I asked Aneurin, label owner at Infernal Sounds why they still sell their music on Bandcamp alongside other stores and what he thinks of the royalties;
“I choose to sell via Bandcamp as my primary outlet and try to upsell through that as it’s the best way of receiving the most amount of money back per item. Meaning that obviously we are pushed closer towards the break even with each sale. Firstly that’s obviously good for the label but more importantly it means the artist will receive more money back overall for their music.
The only downside to the Bandcamp and why we chose to also go with general stores is that people have a lack of trust in the Bandcamp and believe the postage is more than normal stores. Which is untrue on our behalf as our distributor deals with all of the postage of the sales. The other obvious reason to go with a large store for sales is that they reach a much wider audience and are amazing for spreading your product through other online stores but also stores at ground level. They are also much more beneficial for people outside of the EU as the common trend for people in the US and further is to bulk purchase and get numerous vinyls shipped at once, which you can’t do via the Bandcamp. However, the downside to the sales via general stores is that you consequently receive half of the money back per item as opposed to the Bandcamp. Costs wise, I’d say they’re quite reasonable as long as you shop around and gather quotes. It’s just the obvious pressure that if you don’t sell 2/3 of your stock when pressing 300 records, you won’t break even. So there’s certainly some pressure when it comes to the cost side of things. As for royalties, I think if you’re well set up and you ensure you’ve got the correct things in place, the royalties system is very beneficial, especially for the artist. It’s just with being in such a small scene, this is something which perhaps can’t be exploited as much as hoped.” – Aneurin, Infernal Sounds

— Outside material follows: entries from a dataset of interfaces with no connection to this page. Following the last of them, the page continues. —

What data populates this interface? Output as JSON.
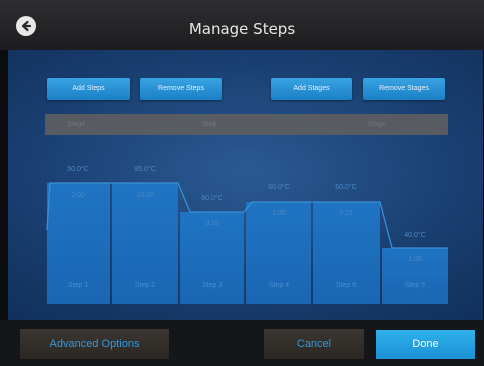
{
  "window": {
    "title": "Manage Steps"
  },
  "toolbar": {
    "add_steps": "Add Steps",
    "remove_steps": "Remove Steps",
    "add_stages": "Add Stages",
    "remove_stages": "Remove Stages"
  },
  "header": {
    "col1": "Stage",
    "col2": "Step",
    "col3": "Stage"
  },
  "steps": [
    {
      "name": "Step 1",
      "temp": "50.0°C",
      "time": "2:00"
    },
    {
      "name": "Step 2",
      "temp": "95.0°C",
      "time": "10:00"
    },
    {
      "name": "Step 3",
      "temp": "60.0°C",
      "time": "0:15"
    },
    {
      "name": "Step 4",
      "temp": "60.0°C",
      "time": "1:00"
    },
    {
      "name": "Step 5",
      "temp": "60.0°C",
      "time": "0:15"
    },
    {
      "name": "Step 6",
      "temp": "40.0°C",
      "time": "1:00"
    }
  ],
  "bottom": {
    "advanced": "Advanced Options",
    "cancel": "Cancel",
    "done": "Done"
  },
  "colors": {
    "accent": "#2f9ae0",
    "done_bg": "#1b90d6",
    "step_fill": "#1f74c3"
  },
  "icons": {
    "back": "back-arrow-icon"
  }
}
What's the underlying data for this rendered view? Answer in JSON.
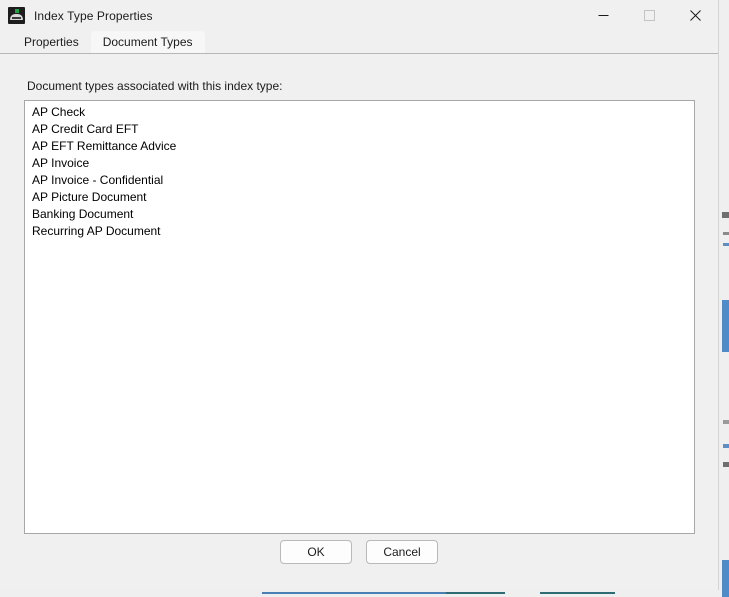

Looking at everything I’ve talked about and from personal experiences its clear to see the music industry nowadays is a complex field to manoeuvre through. It seems a good way to ensure you earn the most money whilst getting the exposure and marketing experience from a label is to perhaps cut a deal where you can release your music after a certain time period or if your music is released on a physical format only then you take digital sales. These kind of agreements are becoming more common with labels being more lenient and understanding, perhaps as a lot of new labels are run by artists who have had these experiences first hand. In my opinion it would be wise to steer clear of Spotify and similar streaming sites, although it can bring ease of use for a listener and bring your music to a wide market, the rewards are very little compared to selling music, unless you manage to bring in millions of streams.